▸ Problem: The answer must consist of each line of the records below that contains the string "Insurance".

▸ Task input:
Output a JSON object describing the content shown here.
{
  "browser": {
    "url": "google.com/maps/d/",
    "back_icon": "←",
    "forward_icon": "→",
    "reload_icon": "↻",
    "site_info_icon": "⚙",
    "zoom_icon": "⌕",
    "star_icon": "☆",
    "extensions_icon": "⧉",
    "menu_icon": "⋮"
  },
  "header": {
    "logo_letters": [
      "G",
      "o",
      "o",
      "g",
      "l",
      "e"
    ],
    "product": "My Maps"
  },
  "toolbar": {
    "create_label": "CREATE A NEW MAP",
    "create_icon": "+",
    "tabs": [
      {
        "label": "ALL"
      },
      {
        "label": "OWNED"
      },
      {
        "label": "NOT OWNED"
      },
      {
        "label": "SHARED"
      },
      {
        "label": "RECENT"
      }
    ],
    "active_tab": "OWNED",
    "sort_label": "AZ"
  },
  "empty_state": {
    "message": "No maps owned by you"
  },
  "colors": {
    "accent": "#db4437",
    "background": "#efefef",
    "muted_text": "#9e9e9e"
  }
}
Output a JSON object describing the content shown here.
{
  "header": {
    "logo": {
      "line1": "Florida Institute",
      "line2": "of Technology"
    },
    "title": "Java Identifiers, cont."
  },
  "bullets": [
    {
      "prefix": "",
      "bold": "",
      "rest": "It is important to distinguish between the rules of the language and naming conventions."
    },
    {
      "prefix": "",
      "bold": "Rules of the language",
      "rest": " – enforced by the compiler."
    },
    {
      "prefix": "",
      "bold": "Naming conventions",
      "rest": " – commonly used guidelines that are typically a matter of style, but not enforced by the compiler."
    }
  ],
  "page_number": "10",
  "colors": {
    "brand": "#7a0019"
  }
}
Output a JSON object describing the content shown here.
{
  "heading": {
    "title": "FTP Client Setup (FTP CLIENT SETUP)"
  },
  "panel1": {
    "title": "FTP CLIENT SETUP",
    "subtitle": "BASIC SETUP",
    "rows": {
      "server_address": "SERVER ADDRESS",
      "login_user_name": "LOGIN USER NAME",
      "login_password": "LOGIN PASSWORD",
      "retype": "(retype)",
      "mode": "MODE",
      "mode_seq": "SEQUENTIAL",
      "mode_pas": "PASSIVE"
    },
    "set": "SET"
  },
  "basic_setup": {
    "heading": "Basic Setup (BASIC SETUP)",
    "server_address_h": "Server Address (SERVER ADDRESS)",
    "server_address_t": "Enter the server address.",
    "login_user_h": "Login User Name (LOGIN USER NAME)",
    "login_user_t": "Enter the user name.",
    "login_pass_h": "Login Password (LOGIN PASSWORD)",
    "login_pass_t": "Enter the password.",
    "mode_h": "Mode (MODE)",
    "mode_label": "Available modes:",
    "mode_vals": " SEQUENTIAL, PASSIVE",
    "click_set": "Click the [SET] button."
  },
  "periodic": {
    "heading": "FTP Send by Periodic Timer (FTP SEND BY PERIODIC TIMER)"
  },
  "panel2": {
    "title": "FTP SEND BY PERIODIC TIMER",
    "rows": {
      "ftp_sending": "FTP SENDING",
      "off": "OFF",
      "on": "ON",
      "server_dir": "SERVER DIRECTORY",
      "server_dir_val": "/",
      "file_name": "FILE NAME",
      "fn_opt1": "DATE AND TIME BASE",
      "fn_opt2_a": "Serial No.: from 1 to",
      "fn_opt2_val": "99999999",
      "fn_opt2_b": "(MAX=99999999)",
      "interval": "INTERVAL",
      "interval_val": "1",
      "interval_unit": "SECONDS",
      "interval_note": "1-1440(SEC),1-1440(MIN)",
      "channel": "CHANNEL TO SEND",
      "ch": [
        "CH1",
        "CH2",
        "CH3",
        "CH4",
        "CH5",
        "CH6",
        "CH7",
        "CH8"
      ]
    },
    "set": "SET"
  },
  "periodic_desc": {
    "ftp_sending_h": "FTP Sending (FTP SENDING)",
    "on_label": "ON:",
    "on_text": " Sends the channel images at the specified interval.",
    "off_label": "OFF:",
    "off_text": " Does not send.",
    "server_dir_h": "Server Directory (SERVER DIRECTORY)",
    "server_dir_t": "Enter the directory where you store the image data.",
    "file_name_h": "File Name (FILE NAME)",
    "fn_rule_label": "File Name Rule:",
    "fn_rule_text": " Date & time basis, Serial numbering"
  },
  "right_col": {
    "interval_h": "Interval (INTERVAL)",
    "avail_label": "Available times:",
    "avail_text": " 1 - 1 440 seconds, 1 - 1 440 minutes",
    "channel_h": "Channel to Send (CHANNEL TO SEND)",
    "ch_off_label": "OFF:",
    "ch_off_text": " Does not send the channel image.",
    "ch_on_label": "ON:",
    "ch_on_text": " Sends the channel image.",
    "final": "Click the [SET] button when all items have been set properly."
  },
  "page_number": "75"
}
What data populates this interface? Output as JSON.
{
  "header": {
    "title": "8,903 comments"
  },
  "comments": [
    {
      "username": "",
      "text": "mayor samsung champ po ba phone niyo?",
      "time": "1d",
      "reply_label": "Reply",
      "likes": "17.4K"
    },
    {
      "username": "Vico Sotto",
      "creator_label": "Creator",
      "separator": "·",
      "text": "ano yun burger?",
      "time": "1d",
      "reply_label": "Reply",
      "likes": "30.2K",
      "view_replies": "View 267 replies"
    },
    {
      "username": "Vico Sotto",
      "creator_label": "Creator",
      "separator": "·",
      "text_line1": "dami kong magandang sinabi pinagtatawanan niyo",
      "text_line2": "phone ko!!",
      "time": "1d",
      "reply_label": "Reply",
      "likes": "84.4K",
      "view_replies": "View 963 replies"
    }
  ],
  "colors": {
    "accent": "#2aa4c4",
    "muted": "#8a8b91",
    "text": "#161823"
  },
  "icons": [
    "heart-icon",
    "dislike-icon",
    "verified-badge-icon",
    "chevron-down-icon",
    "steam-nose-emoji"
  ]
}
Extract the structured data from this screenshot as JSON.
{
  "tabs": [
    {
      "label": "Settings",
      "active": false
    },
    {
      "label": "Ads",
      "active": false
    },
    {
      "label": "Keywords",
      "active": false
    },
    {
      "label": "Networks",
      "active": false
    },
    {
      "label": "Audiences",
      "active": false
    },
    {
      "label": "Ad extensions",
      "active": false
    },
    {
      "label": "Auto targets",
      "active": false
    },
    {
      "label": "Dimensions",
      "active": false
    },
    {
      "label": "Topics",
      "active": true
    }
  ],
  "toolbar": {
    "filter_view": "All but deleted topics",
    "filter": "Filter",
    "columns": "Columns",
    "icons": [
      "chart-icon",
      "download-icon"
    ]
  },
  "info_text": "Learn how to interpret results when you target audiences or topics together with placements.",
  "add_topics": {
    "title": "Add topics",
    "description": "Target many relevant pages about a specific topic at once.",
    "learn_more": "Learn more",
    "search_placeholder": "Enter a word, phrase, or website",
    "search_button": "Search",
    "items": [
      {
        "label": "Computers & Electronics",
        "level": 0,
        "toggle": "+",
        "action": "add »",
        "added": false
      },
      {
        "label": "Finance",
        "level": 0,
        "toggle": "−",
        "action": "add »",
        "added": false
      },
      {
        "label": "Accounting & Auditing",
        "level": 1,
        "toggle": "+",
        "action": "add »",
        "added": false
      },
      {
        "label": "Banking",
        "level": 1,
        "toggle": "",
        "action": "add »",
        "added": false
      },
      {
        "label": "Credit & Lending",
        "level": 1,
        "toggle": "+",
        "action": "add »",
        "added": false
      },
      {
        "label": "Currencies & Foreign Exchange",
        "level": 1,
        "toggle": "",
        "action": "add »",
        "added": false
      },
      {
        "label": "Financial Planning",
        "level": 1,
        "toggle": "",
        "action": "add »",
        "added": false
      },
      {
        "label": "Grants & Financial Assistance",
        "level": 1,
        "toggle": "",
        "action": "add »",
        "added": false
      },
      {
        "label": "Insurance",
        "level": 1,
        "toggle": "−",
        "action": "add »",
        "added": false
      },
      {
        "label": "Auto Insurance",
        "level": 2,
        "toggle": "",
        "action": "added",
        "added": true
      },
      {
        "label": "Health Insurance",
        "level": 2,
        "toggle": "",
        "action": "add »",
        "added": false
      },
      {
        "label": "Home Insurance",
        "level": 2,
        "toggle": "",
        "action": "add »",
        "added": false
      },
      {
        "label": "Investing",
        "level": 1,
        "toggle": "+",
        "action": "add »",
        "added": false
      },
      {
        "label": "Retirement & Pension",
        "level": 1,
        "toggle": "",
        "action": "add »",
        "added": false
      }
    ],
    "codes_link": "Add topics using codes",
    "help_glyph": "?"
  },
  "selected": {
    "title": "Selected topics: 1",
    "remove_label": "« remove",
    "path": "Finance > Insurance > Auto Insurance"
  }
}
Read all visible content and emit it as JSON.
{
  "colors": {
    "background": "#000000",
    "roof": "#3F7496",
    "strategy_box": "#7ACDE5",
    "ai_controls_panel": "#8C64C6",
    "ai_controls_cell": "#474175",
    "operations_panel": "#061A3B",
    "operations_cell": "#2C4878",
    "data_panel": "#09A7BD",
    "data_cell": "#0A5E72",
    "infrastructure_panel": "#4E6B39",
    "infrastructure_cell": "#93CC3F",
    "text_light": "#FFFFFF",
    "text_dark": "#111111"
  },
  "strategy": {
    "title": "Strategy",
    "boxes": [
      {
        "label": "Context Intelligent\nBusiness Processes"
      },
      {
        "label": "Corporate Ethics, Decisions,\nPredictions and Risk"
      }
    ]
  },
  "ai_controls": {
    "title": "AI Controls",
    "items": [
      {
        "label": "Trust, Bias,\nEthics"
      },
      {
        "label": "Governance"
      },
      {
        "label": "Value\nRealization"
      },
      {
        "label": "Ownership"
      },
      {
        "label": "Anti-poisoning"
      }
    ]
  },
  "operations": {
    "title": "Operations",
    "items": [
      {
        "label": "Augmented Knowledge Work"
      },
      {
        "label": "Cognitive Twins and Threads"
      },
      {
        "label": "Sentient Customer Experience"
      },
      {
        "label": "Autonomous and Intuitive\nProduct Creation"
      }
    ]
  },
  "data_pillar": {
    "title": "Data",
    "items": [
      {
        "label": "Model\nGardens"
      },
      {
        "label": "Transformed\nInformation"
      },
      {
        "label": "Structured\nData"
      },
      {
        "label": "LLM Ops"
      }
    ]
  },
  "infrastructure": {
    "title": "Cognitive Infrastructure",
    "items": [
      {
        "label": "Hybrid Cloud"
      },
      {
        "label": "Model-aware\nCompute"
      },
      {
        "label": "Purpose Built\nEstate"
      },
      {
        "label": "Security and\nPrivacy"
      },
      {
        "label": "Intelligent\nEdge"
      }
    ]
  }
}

▸ Output below:
        "label": "Insurance",
        "label": "Auto Insurance",
        "label": "Health Insurance",
        "label": "Home Insurance",
    "path": "Finance > Insurance > Auto Insurance"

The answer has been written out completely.